[Excerpts from an interface dataset]

· · · · · · ·

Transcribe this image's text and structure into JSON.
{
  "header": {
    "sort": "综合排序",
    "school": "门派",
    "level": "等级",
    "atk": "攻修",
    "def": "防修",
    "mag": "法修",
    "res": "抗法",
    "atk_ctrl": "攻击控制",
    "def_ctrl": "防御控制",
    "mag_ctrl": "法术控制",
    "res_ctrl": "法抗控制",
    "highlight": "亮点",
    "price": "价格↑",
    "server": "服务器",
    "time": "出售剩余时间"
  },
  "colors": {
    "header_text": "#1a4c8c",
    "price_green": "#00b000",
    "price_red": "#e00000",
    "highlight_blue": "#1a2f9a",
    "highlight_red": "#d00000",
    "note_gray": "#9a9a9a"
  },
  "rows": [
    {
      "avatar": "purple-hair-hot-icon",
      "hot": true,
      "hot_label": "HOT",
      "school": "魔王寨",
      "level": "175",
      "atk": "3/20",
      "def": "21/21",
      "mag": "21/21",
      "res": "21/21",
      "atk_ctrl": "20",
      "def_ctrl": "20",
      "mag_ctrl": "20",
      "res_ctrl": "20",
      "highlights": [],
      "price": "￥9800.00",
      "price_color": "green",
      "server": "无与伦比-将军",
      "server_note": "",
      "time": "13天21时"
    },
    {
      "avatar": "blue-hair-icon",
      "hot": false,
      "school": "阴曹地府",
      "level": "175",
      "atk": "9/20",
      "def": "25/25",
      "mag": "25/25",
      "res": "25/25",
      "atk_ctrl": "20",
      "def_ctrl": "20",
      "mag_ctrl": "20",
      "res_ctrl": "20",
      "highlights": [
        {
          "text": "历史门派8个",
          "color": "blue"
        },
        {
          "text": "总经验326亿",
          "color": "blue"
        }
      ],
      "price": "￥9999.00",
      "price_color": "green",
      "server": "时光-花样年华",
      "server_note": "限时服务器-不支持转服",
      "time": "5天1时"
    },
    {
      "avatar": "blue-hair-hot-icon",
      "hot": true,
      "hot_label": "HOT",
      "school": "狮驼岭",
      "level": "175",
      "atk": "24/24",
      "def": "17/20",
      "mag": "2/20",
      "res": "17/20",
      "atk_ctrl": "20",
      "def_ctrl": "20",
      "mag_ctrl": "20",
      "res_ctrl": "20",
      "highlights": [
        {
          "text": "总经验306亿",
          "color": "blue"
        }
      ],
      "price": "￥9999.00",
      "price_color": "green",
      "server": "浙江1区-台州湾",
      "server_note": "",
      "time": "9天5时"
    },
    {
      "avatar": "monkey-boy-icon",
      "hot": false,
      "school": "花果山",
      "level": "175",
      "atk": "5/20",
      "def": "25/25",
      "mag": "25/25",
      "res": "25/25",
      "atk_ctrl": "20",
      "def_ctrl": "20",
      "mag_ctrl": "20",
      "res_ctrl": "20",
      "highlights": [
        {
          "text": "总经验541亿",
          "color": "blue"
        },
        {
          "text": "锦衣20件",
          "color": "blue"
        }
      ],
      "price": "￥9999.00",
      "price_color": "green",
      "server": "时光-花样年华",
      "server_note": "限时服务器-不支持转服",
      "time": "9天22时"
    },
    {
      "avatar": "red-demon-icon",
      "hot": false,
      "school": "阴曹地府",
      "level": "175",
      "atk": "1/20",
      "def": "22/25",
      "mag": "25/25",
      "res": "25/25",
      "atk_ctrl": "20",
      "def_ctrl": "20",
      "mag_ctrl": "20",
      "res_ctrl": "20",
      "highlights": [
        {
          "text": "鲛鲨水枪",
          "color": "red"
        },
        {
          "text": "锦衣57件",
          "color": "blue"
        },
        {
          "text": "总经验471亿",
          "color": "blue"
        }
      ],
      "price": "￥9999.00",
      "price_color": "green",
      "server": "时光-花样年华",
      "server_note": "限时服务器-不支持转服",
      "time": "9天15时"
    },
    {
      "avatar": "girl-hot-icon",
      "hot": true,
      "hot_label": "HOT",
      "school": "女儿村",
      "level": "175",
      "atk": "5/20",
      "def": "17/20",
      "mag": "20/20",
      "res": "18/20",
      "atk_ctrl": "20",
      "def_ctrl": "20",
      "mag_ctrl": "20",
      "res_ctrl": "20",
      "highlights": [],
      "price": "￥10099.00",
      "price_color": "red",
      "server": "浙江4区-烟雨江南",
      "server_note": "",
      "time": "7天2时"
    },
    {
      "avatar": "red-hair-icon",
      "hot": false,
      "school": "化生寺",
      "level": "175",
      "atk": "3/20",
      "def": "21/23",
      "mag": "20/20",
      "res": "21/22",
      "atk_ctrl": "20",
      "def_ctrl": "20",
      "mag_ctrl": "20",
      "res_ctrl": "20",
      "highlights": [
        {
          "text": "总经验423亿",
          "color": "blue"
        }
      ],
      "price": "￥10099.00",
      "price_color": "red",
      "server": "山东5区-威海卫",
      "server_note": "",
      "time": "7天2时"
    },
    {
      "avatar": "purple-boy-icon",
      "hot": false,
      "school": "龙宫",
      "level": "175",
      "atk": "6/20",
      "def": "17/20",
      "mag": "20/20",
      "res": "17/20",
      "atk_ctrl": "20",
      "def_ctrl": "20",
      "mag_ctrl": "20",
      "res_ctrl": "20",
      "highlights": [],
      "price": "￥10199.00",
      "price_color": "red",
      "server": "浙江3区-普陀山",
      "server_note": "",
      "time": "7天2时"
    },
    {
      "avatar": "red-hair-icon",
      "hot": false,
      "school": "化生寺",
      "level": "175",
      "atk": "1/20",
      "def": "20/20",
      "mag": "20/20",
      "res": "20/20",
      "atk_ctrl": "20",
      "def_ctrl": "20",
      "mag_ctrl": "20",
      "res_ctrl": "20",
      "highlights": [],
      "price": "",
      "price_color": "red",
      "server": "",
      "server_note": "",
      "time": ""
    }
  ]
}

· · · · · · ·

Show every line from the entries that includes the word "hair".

      "avatar": "purple-hair-hot-icon",
      "avatar": "blue-hair-icon",
      "avatar": "blue-hair-hot-icon",
      "avatar": "red-hair-icon",
      "avatar": "red-hair-icon",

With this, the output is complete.